How to Make Powdered Sugar
Powdered sugar, also known as confectioners sugar or icing sugar, is nothing more than granulated sugar that’s been ground to a powdery consistency. Most store-bought versions also include a bit of cornstarch. This keeps the sugar from clumping, and helps to thicken icing.
To make your own powdered sugar, place one cup of granulated sugar, plus one Tablespoon of cornstarch in a blender or food processor, and blend until the sugar reaches the consistency of fine powder. You may need to stop and stir the sugar a couple times, to ensure it’s all been ground evenly. Just give the sugar a minute to settle, before you remove the lid, so you don’t release a big dust cloud.
Once you’re happy with the consistency, use your powdered sugar, or store it in an air-tight container, until you need it. It’ll keep indefinitely.

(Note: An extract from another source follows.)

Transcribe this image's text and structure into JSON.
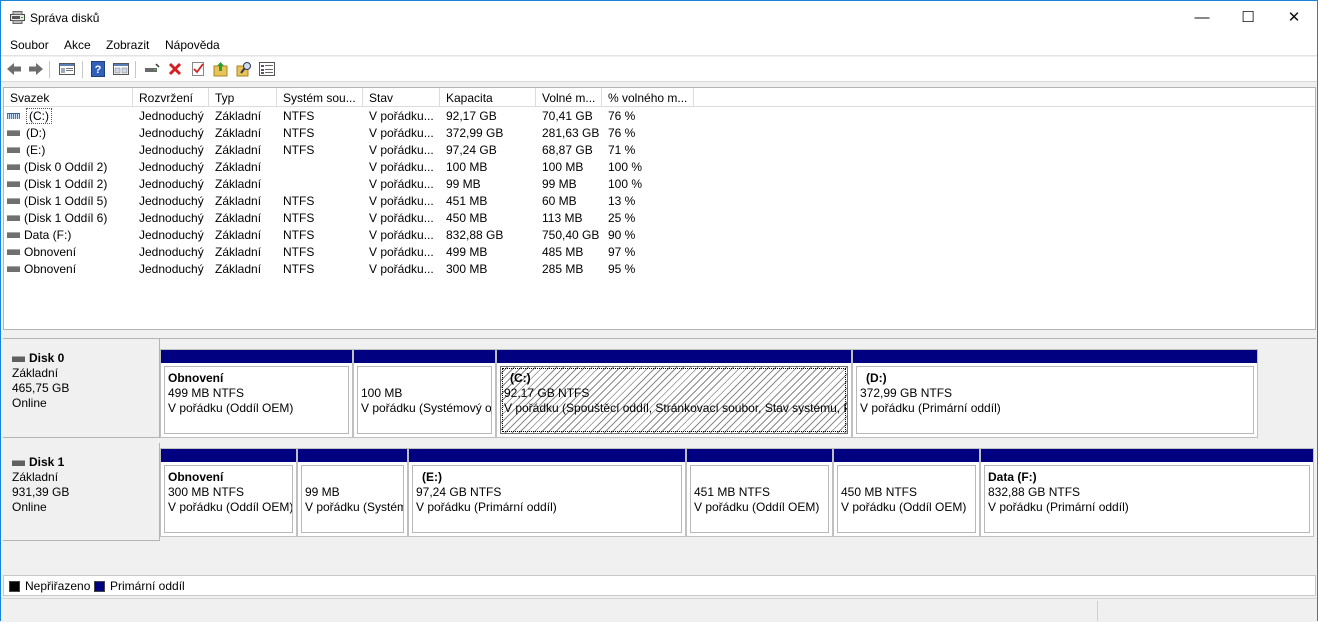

Note: Sugar may etch the plastic or glass of your blender/food processor. If you plan to make powdered sugar regularly, consider picking up a second bowl or pitcher, so you can have one that’s dedicated to sugar.
Need One Pound of Powdered Sugar for a Recipe?
If you don’t have a kitchen scale, that’s the equivalent of 3-1/2 to 4 cups of unsifted powdered sugar, or 4-1/2 cups of sifted powdered sugar.
Can I Use a Different Type of Sugar?
Yes. If you don’t have any granulated sugar on hand, or you’d simply prefer to use a less-refined sugar, you can also use turbinado sugar, coconut sugar or maple sugar to make powdered sugar. Just don’t use brown sugar. It’s too wet and sticky to powder.
Darker-colored sugars, like coconut sugar, will change the color of icing or frosting a smidge. If you want a bright white frosting, go with a lighter-colored sugar.
How to Make a Sugar-Free Powdered Sugar Substitute
Save money by making your own sugar-free powdered sugar replacement. It’s easy. Just use one cup of your favorite one-to-one sugar substitute – Splenda (sucralose), erythritol, etc. – in place of the granulated sugar that’s called for in the powdered sugar recipe.
How to Make Powdered Sugar Without Cornstarch
If you’ll be storing your powdered sugar, or using it to make icing or frosting, replace the cornstarch called for with an equal amount of arrowroot or tapioca starch. Otherwise, just leave the starch out entirely.
Need a Small Amount of Powdered Sugar to Dust the Top of a Dessert?
Then, use a coffee/spice grinder to make what you need. I recommend cleaning your grinder, before you use it; so coffee or spice flavors don’t get passed on to your sugar. Here’s the quickest and easiest way to clean a grinder.Print
- 1 cup granulated sugar
- 1 Tablespoon cornstarch
Measure granulated sugar and cornstarch into a blender or food processor.
Blend, until the sugar reaches the consistency of fine powder.
Use, or store in an air-tight container. Your homemade powdered sugar will keep indefinitely.
Turbinado sugar, coconut sugar or maple sugar can be used in place of the granulated sugar. One-to-one sugar substitutes, like Splenda and Erythritol, can be used to create a sugar-free version.
To create a cornstarch-free version, use arrowroot or tapioca starch, if you’ll be storing your powdered sugar, or using it to make icing or frosting. Otherwise, just leave the starch out.
3-1/2 to 4 cups of unsifted powdered sugar, or 4-1/2 cups of sifted powdered sugar is the equivalent of one pound.